Wacom Intuos5 tablet

Wacom Intuos5 tablet

Wacom Intuos5 Tablet

Amazon: (link)
B&H: (link)

See my review of the Wacom Intuos5 Tablet

I owned the Intuos4 tablet before this one, but the Intuos5 really raises the bar and changes how I interact with my computer.  That’s because it acts both as a pen & tablet, and also as a multi-touch trackpad. I used to love my Apple Magic Mouse, but it’s gathering dust now. There’s just no need for a mouse.  If I need precision, I use the pen on the tablet. When I want to use simple sliding or gestures, the large space of the tablet becomes a trackpad and offers much more room to control than the top of a Magic Mouse.

If you haven’t used a pen & tablet before, it may take some adjustment.  Yes, you have the comfortable feeling of a pen in your hands, but the part that requires some adjustment is your hand/eye coordination.  Unlike working with a pen & paper, you aren’t looking at the place where the pen touches the surface (unless you want to buy a CintiqHD).  Adapting to this aspect of tablet use took me a few days.  Once you get over that hump, you realize that the control offered by the pen’s pressure sensitivity and specific control is far superior to using a mouse.

The only question left is determining which size to buy.  That’s an individual preference. Although I had the Medium sized Intuos4 tablet, I decided to go with the Small size for the Intuos5. The difference has to do with what movements you make and how far you reach to move the cursor on-screen.  I find that using the Small sized tablet means I only have to move my wrist.  With the Medium, it was a matter of moving at my elbow. The Large size would require even more movement.  In my case, I like the finer control of the Small size.  Others find it too constraining. The right size depends upon how you like to move the pen.

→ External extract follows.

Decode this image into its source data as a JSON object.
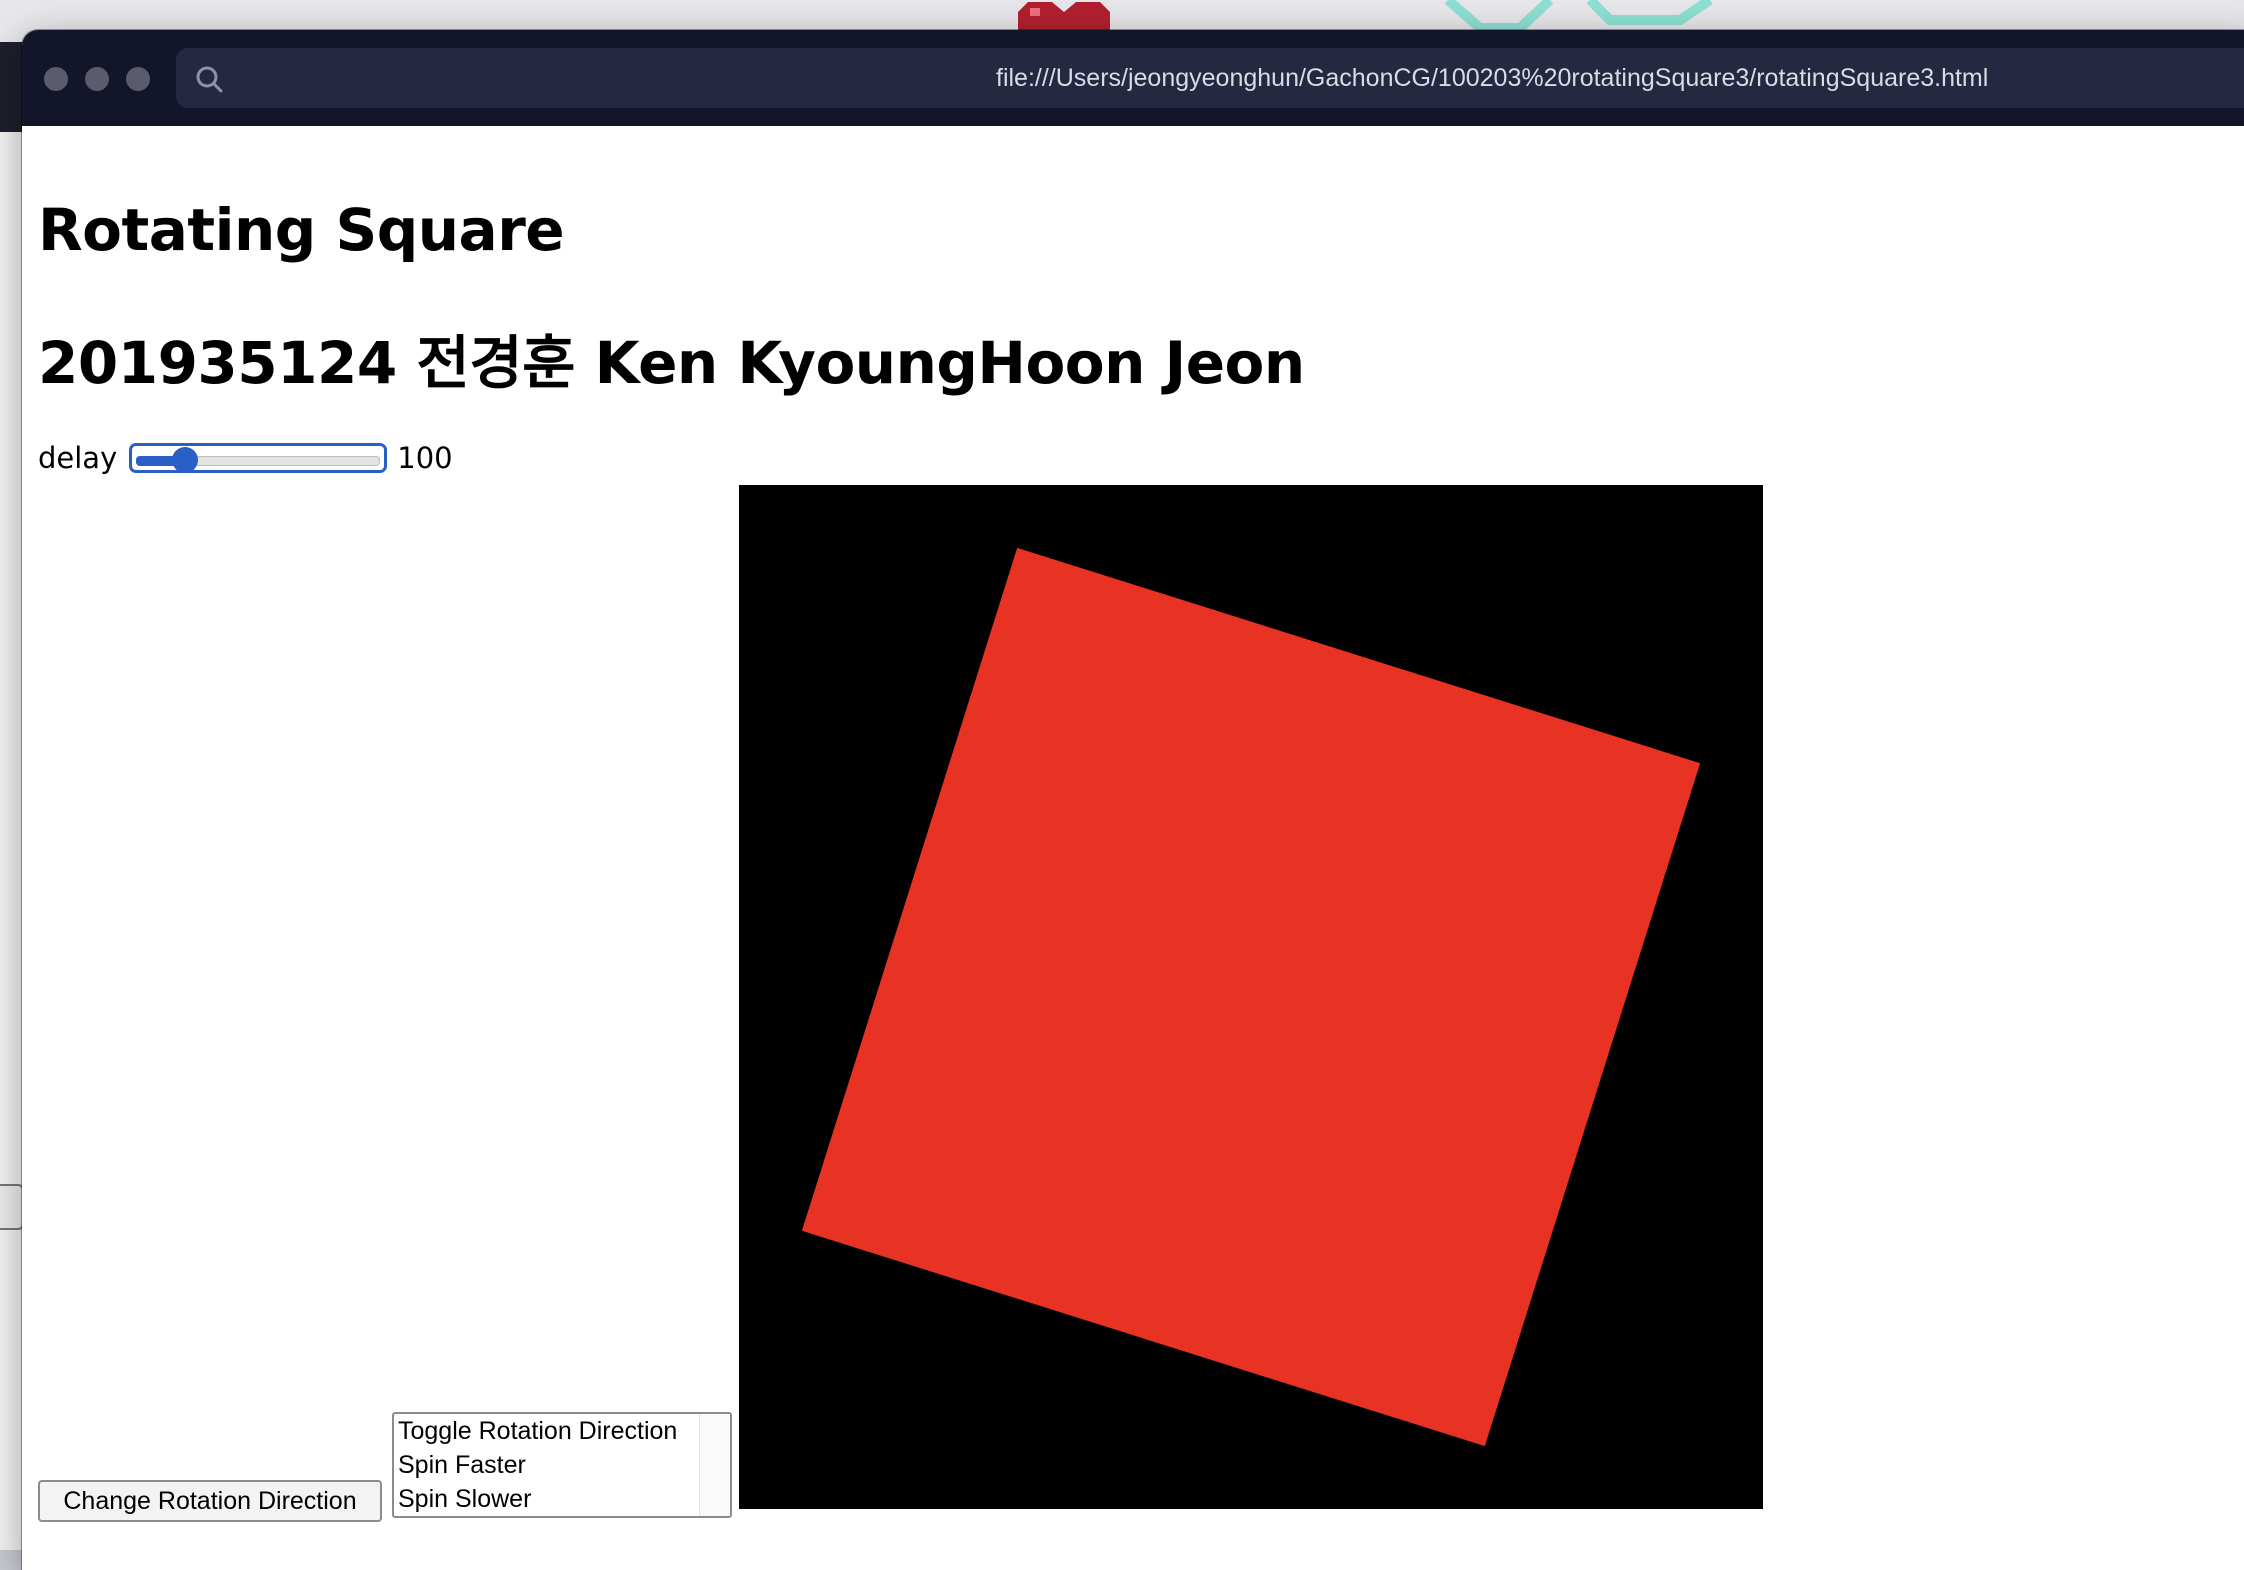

On the other hand, the Small size is much more convenient to pack if you travel.  Some people have different sizes for home and travel.